Advanced scripting for lib_deps

Im a currently working on setting up CI for a PlatformIO based project.

Since it is a large project and is closed source, I have a couple private repos that I am using as libraries. These are pulled into the project using GIT+SSH. This is great for developers, since it respects the SSH key access rights for the user and doesnt provide access to repos their gitlab account doesnt have access to.

The issue comes when using CI for builds.

I have set up CI using SSH deploy keys, but this creates a loophole since the SSH key in CI (potentially) has more access rights than the person using it. This can be used to gain access through changing the CI config.

The solution is to use a CI job token. This follows the commiter’s access rights and only allows access if the user has it. The issue is, I cant have both the GIT+SSH address and the HTTPS+TOKEN address in lib_deps.

The solution to this problem is to add the lib_deps values to the env object for scripting. This would allow me to regex replace these addresses and automated CI without effecting Devs.

(Yes, I know there are other ways, like not running CI on CI config changes, or using personal tokens for devs, But these are all compromises and dont work with the security model that im trying to build)

Does this make sense as an addition to the scripting capabilities?

Since the LDF runs after the pre scripts, This should be possible.

The LDF and lib command of pio core are obviously seperate from the build system. Scimming over the PIO core code, this seems to be the case.

It would be possible to alter the lib_deps values before passing them the LDF, but this may not be good. This would allow there to be descrepancy between the apparent values of lib_deps for the pio lib command and the pio run command.

In my case, this is for CI, so it wouldn’t be an issue. For the general purpose, this could cause confusion for devs. It may be better for me to regex replace the addresses in the platformio.ini file using a CI script instead of trying to build it into PIO. This would be more obviously for CI, as it wouldn’t ever be touched by the LDF or PIO in general.

Im going to do it the CI scripting way, Since that makes more overall logical sense. If anyone else has ideas, Im all ears!

Here to post on my own topic again, But maybe I can help some poor shmuck who has the same issue down the road.

Here is the (stripped down) script I wrote: in the folder [project_root]/scripts/CI

import os
import re

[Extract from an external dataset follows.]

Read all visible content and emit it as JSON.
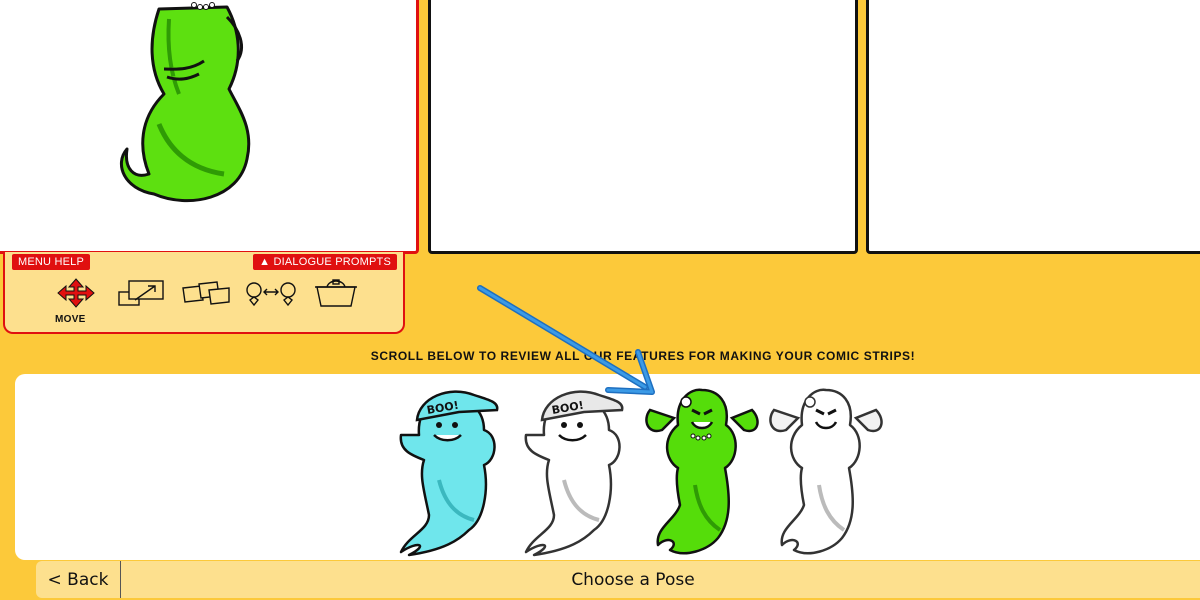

pio_ini = 'platformio.ini'
search_regex = '^(\s*?)git@(.*?gitlab.*?):(.*?)$'
ci_token = os.environ['CI_JOB_TOKEN']
replace_regex = '\\1https://gitlab-ci-token:'+ ci_token + '@\\2/\\3'

updated_content = ""

with open (pio_ini, 'r') as f:
    content =
    updated_content = re.sub(search_regex, replace_regex, content, flags = re.M)

with open (pio_ini, 'w') as f:

Since I wanted this script to only run for CI builds, I called it from the gitlab ci config:

  stage: build
  image: python:3.9-buster 
    - if: $CI_COMMIT_TAG =~ /^v[\d]{1,3}\.[\d]{1,3}\.[\d]{1,3}$/ # Only run on version tags (v1.2.3, etc.)
    - "pip install -U platformio"
    - "python scripts/CI/"
    - "pio run -e my_env"

How does this actually work?

When using private git repositories as libraries, it is easy to pull them on dev systems using SSH. As soon as you try to run them in CI, that causes an issue. In order to make the CI work with SSH, you need to have an SSH key for the CI build. This is possible in gitlab using deploy keys but it comes with some safety caveats. Primarily, when the SSH private key is added as a CI variable, you have to be concerned with how other developers have access to it. If they can change the CI config, they could use the SSH key to pull the library and push it to their own upstream (even if they don’t personally have access to that libraries repo!). This creates a security loophole, and that’s not what we want. Of course, you can protect those files through careful merge checks, branch protection, etc. But I didn’t want to make it hard to change stuff, I just wanted private repos to stay private.

The way I solved this above is using the CI_JOB_TOKEN. This is essentially a personal access token generated by gitlab that is only valid while that specific CI job is running. It is created under the name of the user who triggered the CI job. So, it has access to the repos the triggering user does. We can utilize this behavior by regex replacing the SSH git repo URLs with Token-based HTTPS git repo URLs.
When PIO goes to pull the libraries, it uses the HTTPS+Token URL we just changed in the .ini file to pull the library with the CI_JOB_TOKEN (which is redacted using regex in the CI output on gitlab).

The regex in the file above replaces lines like this:
lib_deps = v1.0
lib_deps = v1.0

Of course, if you are using a self-hosted gitlab instance, youll have to fix the regex (maybe make the part a variable).


SSH is hard to do securely with CI, So use CI tokens. The script above replaces the SSH URLs with HTTPS+Token URLs.

Dont mind me as a mark my own reply as the solution